# REQUIREMENT
The lines you return should be those containing the string "Nemzeti", taken from the data below.

# DATA SUPPLIED

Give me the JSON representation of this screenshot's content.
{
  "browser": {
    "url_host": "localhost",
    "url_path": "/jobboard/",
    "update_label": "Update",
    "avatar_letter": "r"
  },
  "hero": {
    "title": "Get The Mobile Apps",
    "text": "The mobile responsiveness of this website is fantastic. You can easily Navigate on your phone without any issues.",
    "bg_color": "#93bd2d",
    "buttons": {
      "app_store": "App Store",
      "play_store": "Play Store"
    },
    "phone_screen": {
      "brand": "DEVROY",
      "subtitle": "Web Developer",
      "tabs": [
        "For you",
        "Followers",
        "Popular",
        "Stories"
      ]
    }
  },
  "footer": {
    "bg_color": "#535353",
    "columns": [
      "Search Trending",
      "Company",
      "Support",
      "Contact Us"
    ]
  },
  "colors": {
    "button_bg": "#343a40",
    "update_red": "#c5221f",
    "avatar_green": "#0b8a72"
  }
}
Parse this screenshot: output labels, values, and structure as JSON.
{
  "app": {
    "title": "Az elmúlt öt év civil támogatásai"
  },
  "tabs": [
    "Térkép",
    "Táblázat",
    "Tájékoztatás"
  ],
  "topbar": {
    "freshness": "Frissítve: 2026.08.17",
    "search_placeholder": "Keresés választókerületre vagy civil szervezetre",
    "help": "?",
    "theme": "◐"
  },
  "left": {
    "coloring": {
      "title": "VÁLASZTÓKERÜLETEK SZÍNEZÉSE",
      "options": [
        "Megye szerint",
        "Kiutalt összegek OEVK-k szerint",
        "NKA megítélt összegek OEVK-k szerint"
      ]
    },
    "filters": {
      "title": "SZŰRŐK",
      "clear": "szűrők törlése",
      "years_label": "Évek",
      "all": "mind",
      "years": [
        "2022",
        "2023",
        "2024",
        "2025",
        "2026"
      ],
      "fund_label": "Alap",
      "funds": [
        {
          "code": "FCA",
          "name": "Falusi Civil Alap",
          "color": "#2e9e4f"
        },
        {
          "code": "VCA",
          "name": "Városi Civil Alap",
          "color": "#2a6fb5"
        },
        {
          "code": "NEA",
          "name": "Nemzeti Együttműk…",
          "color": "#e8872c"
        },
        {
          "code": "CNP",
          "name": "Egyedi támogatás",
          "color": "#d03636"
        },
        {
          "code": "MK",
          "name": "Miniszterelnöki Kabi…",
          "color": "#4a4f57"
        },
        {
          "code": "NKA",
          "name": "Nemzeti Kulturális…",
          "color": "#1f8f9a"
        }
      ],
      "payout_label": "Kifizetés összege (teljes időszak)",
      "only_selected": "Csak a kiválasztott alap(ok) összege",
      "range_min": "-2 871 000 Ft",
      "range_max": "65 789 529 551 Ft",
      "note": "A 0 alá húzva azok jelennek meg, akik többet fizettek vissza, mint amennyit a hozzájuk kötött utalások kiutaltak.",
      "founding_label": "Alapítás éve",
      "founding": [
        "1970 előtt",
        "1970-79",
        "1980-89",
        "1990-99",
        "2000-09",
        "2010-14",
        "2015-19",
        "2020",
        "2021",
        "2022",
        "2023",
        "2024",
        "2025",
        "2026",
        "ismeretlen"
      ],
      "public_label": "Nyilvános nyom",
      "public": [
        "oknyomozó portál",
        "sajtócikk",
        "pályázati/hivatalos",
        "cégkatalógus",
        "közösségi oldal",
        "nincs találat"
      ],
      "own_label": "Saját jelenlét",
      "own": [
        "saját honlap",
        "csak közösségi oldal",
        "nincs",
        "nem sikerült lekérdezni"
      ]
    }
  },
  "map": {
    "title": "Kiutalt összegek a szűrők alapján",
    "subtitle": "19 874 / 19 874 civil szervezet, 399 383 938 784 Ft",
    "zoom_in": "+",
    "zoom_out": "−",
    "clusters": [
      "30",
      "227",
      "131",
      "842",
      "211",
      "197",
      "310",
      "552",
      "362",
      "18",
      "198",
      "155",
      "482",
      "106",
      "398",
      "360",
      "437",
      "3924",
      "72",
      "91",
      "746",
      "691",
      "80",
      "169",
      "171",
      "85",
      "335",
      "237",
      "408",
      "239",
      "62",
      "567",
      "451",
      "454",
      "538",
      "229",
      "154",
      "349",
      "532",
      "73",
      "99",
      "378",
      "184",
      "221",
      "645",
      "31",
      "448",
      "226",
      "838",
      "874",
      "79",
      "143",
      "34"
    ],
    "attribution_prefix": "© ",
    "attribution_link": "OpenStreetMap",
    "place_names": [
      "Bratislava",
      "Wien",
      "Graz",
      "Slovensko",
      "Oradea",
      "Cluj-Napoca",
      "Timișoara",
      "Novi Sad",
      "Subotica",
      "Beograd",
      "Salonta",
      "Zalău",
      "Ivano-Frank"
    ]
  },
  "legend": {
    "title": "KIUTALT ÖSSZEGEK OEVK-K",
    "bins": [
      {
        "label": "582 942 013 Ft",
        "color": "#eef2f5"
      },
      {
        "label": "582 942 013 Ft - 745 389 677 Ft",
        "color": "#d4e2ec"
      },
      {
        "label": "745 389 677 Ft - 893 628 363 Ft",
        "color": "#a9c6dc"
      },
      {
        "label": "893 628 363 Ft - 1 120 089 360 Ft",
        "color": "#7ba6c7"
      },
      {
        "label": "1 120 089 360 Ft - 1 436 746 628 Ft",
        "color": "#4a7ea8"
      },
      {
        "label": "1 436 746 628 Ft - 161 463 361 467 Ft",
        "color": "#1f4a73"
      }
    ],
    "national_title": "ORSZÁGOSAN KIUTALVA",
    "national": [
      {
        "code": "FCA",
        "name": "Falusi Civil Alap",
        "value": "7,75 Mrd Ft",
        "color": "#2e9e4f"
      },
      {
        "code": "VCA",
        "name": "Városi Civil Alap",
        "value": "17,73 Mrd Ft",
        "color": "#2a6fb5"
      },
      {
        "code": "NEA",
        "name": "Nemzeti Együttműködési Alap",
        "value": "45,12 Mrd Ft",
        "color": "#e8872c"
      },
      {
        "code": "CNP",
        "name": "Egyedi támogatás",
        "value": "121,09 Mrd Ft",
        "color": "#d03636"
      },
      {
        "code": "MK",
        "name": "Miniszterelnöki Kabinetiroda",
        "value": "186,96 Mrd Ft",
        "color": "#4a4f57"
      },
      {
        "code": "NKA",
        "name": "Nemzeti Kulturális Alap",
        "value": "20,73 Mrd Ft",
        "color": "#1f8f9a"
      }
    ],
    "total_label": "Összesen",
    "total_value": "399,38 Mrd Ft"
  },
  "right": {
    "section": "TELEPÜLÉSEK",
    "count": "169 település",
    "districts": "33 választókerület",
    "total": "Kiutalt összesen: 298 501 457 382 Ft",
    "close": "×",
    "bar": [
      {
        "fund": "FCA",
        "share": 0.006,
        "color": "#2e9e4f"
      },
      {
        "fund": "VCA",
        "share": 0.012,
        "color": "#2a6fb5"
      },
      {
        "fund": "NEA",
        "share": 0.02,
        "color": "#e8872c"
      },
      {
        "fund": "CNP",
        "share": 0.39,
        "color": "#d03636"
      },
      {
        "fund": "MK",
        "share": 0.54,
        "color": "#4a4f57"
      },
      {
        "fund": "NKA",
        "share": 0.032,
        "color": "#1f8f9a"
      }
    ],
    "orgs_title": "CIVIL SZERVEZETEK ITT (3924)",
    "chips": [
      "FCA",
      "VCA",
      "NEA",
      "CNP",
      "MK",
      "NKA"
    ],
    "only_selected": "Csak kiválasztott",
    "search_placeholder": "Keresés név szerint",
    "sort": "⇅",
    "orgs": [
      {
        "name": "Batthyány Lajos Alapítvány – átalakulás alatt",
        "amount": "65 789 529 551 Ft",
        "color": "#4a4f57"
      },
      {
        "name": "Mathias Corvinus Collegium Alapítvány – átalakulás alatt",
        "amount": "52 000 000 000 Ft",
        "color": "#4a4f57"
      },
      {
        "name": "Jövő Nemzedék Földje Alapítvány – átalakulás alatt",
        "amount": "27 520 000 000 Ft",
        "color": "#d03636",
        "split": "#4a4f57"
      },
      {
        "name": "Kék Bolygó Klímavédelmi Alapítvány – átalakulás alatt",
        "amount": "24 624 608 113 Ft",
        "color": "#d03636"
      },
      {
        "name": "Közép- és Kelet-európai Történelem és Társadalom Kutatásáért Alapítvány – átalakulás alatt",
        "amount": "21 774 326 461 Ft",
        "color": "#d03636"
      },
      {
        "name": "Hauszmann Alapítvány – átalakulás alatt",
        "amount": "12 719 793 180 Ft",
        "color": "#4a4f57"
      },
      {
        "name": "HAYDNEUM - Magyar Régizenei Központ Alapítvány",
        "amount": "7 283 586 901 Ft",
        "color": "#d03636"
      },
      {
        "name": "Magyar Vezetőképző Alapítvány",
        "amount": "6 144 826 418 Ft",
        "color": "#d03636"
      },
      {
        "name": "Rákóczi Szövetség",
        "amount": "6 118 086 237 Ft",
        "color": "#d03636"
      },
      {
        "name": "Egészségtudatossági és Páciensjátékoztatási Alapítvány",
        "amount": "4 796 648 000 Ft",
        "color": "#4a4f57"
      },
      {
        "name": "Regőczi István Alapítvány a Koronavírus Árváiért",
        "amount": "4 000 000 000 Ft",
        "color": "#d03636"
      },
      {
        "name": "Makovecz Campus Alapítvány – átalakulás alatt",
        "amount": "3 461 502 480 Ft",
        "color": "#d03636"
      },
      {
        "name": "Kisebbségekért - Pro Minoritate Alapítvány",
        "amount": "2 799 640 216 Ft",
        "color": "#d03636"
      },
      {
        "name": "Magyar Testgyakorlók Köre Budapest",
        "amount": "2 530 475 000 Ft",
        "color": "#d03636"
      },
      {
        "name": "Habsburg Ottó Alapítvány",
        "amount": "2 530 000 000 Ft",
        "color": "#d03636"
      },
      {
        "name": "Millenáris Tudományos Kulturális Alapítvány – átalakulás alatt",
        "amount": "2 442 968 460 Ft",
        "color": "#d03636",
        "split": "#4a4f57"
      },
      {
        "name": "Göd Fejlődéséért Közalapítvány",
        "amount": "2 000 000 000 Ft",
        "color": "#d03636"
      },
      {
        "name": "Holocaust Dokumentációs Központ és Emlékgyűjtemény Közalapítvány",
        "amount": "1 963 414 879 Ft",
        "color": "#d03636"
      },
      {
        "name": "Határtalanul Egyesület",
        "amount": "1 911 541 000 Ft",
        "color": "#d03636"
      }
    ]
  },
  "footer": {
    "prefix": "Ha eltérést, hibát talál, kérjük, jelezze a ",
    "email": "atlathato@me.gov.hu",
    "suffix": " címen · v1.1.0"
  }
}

# RESULT
          "name": "Nemzeti Együttműk…",
          "name": "Nemzeti Kulturális…",
        "name": "Nemzeti Együttműködési Alap",
        "name": "Nemzeti Kulturális Alap",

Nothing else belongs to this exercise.